**Goal of the exercise:** Only lines holding "Grid" are needed; copy each of them from the data below.

(Data supplied begins)

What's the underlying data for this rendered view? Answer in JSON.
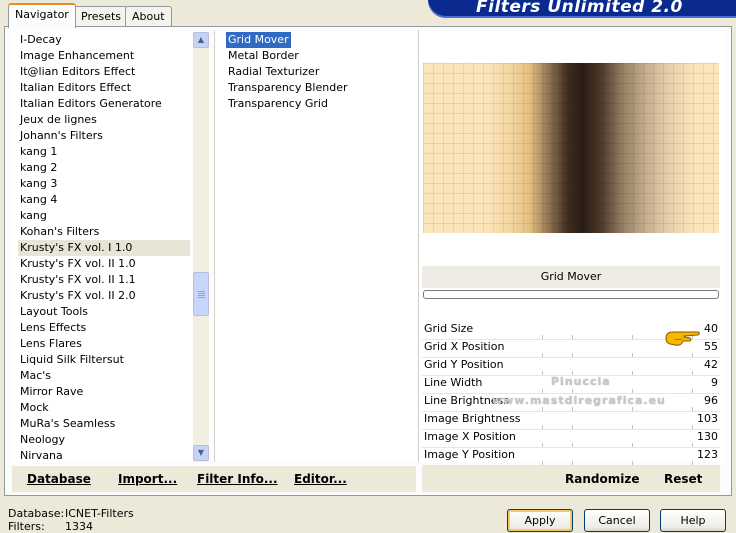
{
  "banner": {
    "title": "Filters Unlimited 2.0"
  },
  "tabs": [
    {
      "label": "Navigator",
      "active": true
    },
    {
      "label": "Presets",
      "active": false
    },
    {
      "label": "About",
      "active": false
    }
  ],
  "categories": [
    {
      "label": "I-Decay"
    },
    {
      "label": "Image Enhancement"
    },
    {
      "label": "It@lian Editors Effect"
    },
    {
      "label": "Italian Editors Effect"
    },
    {
      "label": "Italian Editors Generatore"
    },
    {
      "label": "Jeux de lignes"
    },
    {
      "label": "Johann's Filters"
    },
    {
      "label": "kang 1"
    },
    {
      "label": "kang 2"
    },
    {
      "label": "kang 3"
    },
    {
      "label": "kang 4"
    },
    {
      "label": "kang"
    },
    {
      "label": "Kohan's Filters"
    },
    {
      "label": "Krusty's FX vol. I 1.0"
    },
    {
      "label": "Krusty's FX vol. II 1.0"
    },
    {
      "label": "Krusty's FX vol. II 1.1"
    },
    {
      "label": "Krusty's FX vol. II 2.0"
    },
    {
      "label": "Layout Tools"
    },
    {
      "label": "Lens Effects"
    },
    {
      "label": "Lens Flares"
    },
    {
      "label": "Liquid Silk Filtersut"
    },
    {
      "label": "Mac's"
    },
    {
      "label": "Mirror Rave"
    },
    {
      "label": "Mock"
    },
    {
      "label": "MuRa's Seamless"
    },
    {
      "label": "Neology"
    },
    {
      "label": "Nirvana"
    }
  ],
  "highlighted_category_index": 13,
  "filters": [
    {
      "label": "Grid Mover"
    },
    {
      "label": "Metal Border"
    },
    {
      "label": "Radial Texturizer"
    },
    {
      "label": "Transparency Blender"
    },
    {
      "label": "Transparency Grid"
    }
  ],
  "selected_filter_index": 0,
  "filter_title": "Grid Mover",
  "params": [
    {
      "label": "Grid Size",
      "value": "40"
    },
    {
      "label": "Grid X Position",
      "value": "55"
    },
    {
      "label": "Grid Y Position",
      "value": "42"
    },
    {
      "label": "Line Width",
      "value": "9"
    },
    {
      "label": "Line Brightness",
      "value": "96"
    },
    {
      "label": "Image Brightness",
      "value": "103"
    },
    {
      "label": "Image X Position",
      "value": "130"
    },
    {
      "label": "Image Y Position",
      "value": "123"
    }
  ],
  "watermark": {
    "line1": "Pinuccia",
    "line2": "www.mastdiregrafica.eu"
  },
  "left_toolbar": {
    "database": "Database",
    "import": "Import...",
    "filter_info": "Filter Info...",
    "editor": "Editor..."
  },
  "right_toolbar": {
    "randomize": "Randomize",
    "reset": "Reset"
  },
  "status": {
    "database_label": "Database:",
    "database_value": "ICNET-Filters",
    "filters_label": "Filters:",
    "filters_value": "1334"
  },
  "dialog_buttons": {
    "apply": "Apply",
    "cancel": "Cancel",
    "help": "Help"
  },
  "colors": {
    "banner": "#0b2a8f",
    "selection": "#316ac5",
    "tab_accent": "#e68b2c"
  }
}
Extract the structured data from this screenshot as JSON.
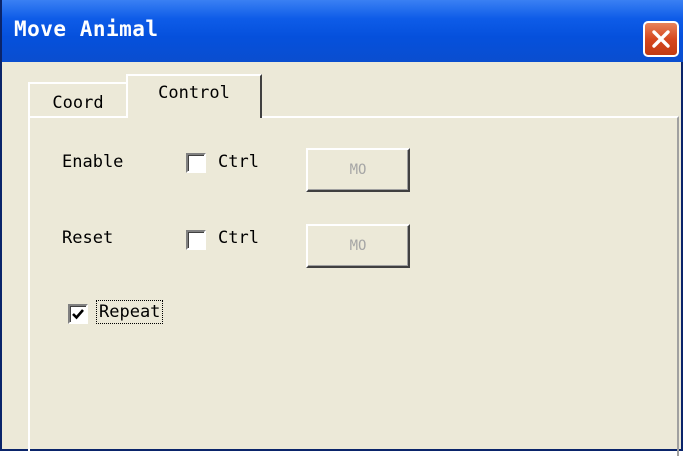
{
  "window": {
    "title": "Move Animal",
    "close_icon": "close-icon"
  },
  "tabs": [
    {
      "label": "Coord",
      "active": false
    },
    {
      "label": "Control",
      "active": true
    }
  ],
  "controls": {
    "enable": {
      "label": "Enable",
      "checkbox_label": "Ctrl",
      "checked": false,
      "button_label": "MO"
    },
    "reset": {
      "label": "Reset",
      "checkbox_label": "Ctrl",
      "checked": false,
      "button_label": "MO"
    },
    "repeat": {
      "label": "Repeat",
      "checked": true
    }
  },
  "colors": {
    "titlebar": "#0550DC",
    "face": "#ECE9D8",
    "close": "#D6481F",
    "disabled_text": "#A5A5A5"
  }
}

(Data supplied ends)

**Result for this task:**
      "label": "Grid Mover"
      "label": "Transparency Grid"
  "filter_title": "Grid Mover",
      "label": "Grid Size",
      "label": "Grid X Position",
      "label": "Grid Y Position",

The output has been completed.